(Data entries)
-------

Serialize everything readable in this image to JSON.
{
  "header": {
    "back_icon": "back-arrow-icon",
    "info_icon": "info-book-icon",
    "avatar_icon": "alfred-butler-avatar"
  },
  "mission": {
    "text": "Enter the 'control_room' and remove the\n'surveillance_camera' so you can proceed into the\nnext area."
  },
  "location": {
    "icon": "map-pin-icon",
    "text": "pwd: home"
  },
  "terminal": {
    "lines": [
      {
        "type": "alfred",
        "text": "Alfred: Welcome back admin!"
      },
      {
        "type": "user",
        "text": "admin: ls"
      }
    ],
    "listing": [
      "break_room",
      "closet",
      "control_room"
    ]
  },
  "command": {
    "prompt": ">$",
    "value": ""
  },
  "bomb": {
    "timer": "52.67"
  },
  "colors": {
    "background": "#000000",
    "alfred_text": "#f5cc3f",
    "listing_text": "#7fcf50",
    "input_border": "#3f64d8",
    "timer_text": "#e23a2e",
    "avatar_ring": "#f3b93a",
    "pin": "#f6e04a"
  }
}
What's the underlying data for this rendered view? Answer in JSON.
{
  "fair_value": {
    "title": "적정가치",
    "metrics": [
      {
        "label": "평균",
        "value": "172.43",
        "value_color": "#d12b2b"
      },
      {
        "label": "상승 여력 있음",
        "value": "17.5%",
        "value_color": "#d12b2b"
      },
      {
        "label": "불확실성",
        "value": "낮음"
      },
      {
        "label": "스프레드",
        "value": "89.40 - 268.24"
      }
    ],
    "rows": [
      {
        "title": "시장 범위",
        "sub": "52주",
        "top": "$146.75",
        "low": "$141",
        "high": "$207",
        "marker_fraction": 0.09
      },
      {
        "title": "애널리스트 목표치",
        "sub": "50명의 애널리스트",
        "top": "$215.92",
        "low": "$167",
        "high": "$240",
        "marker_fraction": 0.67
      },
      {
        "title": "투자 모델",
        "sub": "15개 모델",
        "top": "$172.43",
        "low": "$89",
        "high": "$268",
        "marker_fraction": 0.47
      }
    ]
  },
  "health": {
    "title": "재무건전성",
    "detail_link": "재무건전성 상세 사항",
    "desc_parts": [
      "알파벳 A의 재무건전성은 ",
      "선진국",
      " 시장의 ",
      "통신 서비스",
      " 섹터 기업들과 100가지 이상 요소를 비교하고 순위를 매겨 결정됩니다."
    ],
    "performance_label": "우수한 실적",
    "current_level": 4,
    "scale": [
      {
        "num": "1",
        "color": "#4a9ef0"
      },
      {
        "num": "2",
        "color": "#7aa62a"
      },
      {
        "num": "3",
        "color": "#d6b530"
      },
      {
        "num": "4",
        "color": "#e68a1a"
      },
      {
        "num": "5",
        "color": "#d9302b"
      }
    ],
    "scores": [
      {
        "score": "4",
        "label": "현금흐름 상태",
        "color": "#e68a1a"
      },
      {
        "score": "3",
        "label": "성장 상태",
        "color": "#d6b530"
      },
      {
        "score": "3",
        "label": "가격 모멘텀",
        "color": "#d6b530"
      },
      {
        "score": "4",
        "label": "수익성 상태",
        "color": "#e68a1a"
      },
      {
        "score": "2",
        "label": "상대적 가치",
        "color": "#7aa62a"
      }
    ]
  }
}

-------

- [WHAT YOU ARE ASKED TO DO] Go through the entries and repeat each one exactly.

- [EXPECTED ANSWER]
Serialize everything readable in this image to JSON.
{
  "header": {
    "back_icon": "back-arrow-icon",
    "info_icon": "info-book-icon",
    "avatar_icon": "alfred-butler-avatar"
  },
  "mission": {
    "text": "Enter the 'control_room' and remove the\n'surveillance_camera' so you can proceed into the\nnext area."
  },
  "location": {
    "icon": "map-pin-icon",
    "text": "pwd: home"
  },
  "terminal": {
    "lines": [
      {
        "type": "alfred",
        "text": "Alfred: Welcome back admin!"
      },
      {
        "type": "user",
        "text": "admin: ls"
      }
    ],
    "listing": [
      "break_room",
      "closet",
      "control_room"
    ]
  },
  "command": {
    "prompt": ">$",
    "value": ""
  },
  "bomb": {
    "timer": "52.67"
  },
  "colors": {
    "background": "#000000",
    "alfred_text": "#f5cc3f",
    "listing_text": "#7fcf50",
    "input_border": "#3f64d8",
    "timer_text": "#e23a2e",
    "avatar_ring": "#f3b93a",
    "pin": "#f6e04a"
  }
}
What's the underlying data for this rendered view? Answer in JSON.
{
  "fair_value": {
    "title": "적정가치",
    "metrics": [
      {
        "label": "평균",
        "value": "172.43",
        "value_color": "#d12b2b"
      },
      {
        "label": "상승 여력 있음",
        "value": "17.5%",
        "value_color": "#d12b2b"
      },
      {
        "label": "불확실성",
        "value": "낮음"
      },
      {
        "label": "스프레드",
        "value": "89.40 - 268.24"
      }
    ],
    "rows": [
      {
        "title": "시장 범위",
        "sub": "52주",
        "top": "$146.75",
        "low": "$141",
        "high": "$207",
        "marker_fraction": 0.09
      },
      {
        "title": "애널리스트 목표치",
        "sub": "50명의 애널리스트",
        "top": "$215.92",
        "low": "$167",
        "high": "$240",
        "marker_fraction": 0.67
      },
      {
        "title": "투자 모델",
        "sub": "15개 모델",
        "top": "$172.43",
        "low": "$89",
        "high": "$268",
        "marker_fraction": 0.47
      }
    ]
  },
  "health": {
    "title": "재무건전성",
    "detail_link": "재무건전성 상세 사항",
    "desc_parts": [
      "알파벳 A의 재무건전성은 ",
      "선진국",
      " 시장의 ",
      "통신 서비스",
      " 섹터 기업들과 100가지 이상 요소를 비교하고 순위를 매겨 결정됩니다."
    ],
    "performance_label": "우수한 실적",
    "current_level": 4,
    "scale": [
      {
        "num": "1",
        "color": "#4a9ef0"
      },
      {
        "num": "2",
        "color": "#7aa62a"
      },
      {
        "num": "3",
        "color": "#d6b530"
      },
      {
        "num": "4",
        "color": "#e68a1a"
      },
      {
        "num": "5",
        "color": "#d9302b"
      }
    ],
    "scores": [
      {
        "score": "4",
        "label": "현금흐름 상태",
        "color": "#e68a1a"
      },
      {
        "score": "3",
        "label": "성장 상태",
        "color": "#d6b530"
      },
      {
        "score": "3",
        "label": "가격 모멘텀",
        "color": "#d6b530"
      },
      {
        "score": "4",
        "label": "수익성 상태",
        "color": "#e68a1a"
      },
      {
        "score": "2",
        "label": "상대적 가치",
        "color": "#7aa62a"
      }
    ]
  }
}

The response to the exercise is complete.